> **Work instruction**:
Pull from the data below each line where the word "Microsoft" occurs, and copy it.
** Material for the task follows **
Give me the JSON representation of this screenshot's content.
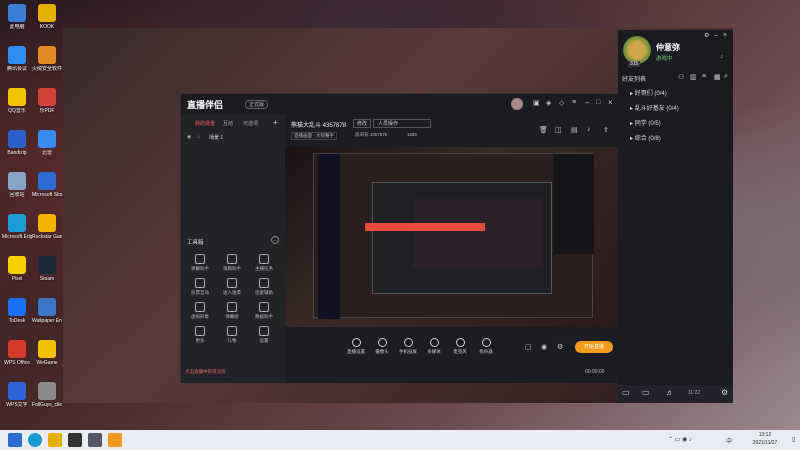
{
  "desktop": {
    "icons": [
      {
        "label": "此电脑",
        "color": "#3b7ed8"
      },
      {
        "label": "腾讯会议",
        "color": "#2f8cf0"
      },
      {
        "label": "QQ音乐",
        "color": "#f5c400"
      },
      {
        "label": "Bandizip",
        "color": "#2a62c9"
      },
      {
        "label": "回收站",
        "color": "#8aa4c8"
      },
      {
        "label": "Microsoft Edge",
        "color": "#1b9bd8"
      },
      {
        "label": "Pixel",
        "color": "#f7d000"
      },
      {
        "label": "ToDesk",
        "color": "#1870f5"
      },
      {
        "label": "WPS Office",
        "color": "#d33a2c"
      },
      {
        "label": "WPS文字",
        "color": "#2c62d9"
      },
      {
        "label": "KOOK",
        "color": "#e6b000"
      },
      {
        "label": "火绒安全软件",
        "color": "#e58a1f"
      },
      {
        "label": "乐PDF",
        "color": "#d4433a"
      },
      {
        "label": "迅雷",
        "color": "#3a8af0"
      },
      {
        "label": "Microsoft Store",
        "color": "#2a6cd0"
      },
      {
        "label": "Rockstar Games...",
        "color": "#f2b400"
      },
      {
        "label": "Steam",
        "color": "#1b2838"
      },
      {
        "label": "Wallpaper Engine...",
        "color": "#3a77c8"
      },
      {
        "label": "WeGame",
        "color": "#f2c200"
      },
      {
        "label": "FallGuys_client_...",
        "color": "#8a8a8a"
      }
    ]
  },
  "app": {
    "name": "直播伴侣",
    "version": "正式版",
    "tabs": [
      "我的场景",
      "互动",
      "可选项"
    ],
    "scene": "场景 1",
    "room_title": "熊猫大乱斗 4357878",
    "edit_label": "修改",
    "mode_label": "人员操作",
    "stream_source": "直播画面 · 大师赛手",
    "room_id": "房间号 4357878",
    "fans": "1590",
    "tools_heading": "工具箱",
    "tools": [
      {
        "label": "弹幕助手"
      },
      {
        "label": "观看助手"
      },
      {
        "label": "主播任务"
      },
      {
        "label": "投票互动"
      },
      {
        "label": "送人送票"
      },
      {
        "label": "连麦辅助"
      },
      {
        "label": "虚拟形象"
      },
      {
        "label": "弹幕姬"
      },
      {
        "label": "数据助手"
      },
      {
        "label": "更多"
      },
      {
        "label": "礼物"
      },
      {
        "label": "设置"
      }
    ],
    "bottom_buttons": [
      "直播设置",
      "摄像头",
      "手机投屏",
      "多媒体",
      "麦克风",
      "扬声器"
    ],
    "start_button": "开始直播",
    "notice": "点击直播中获得流程",
    "timer": "00:00:00"
  },
  "buddy": {
    "name": "仲意弥",
    "status": "游戏中",
    "level": "315",
    "list_title": "好友列表",
    "groups": [
      {
        "label": "好哥们 (0/4)"
      },
      {
        "label": "乱斗好基友 (0/4)"
      },
      {
        "label": "同学 (0/5)"
      },
      {
        "label": "综合 (0/8)"
      }
    ],
    "bottom_time": "11:22"
  },
  "taskbar": {
    "time": "13:12",
    "date": "2021/11/27",
    "lang": "中"
  }
}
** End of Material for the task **
> **The completed task**:
        "label": "Microsoft Edge",
        "label": "Microsoft Store",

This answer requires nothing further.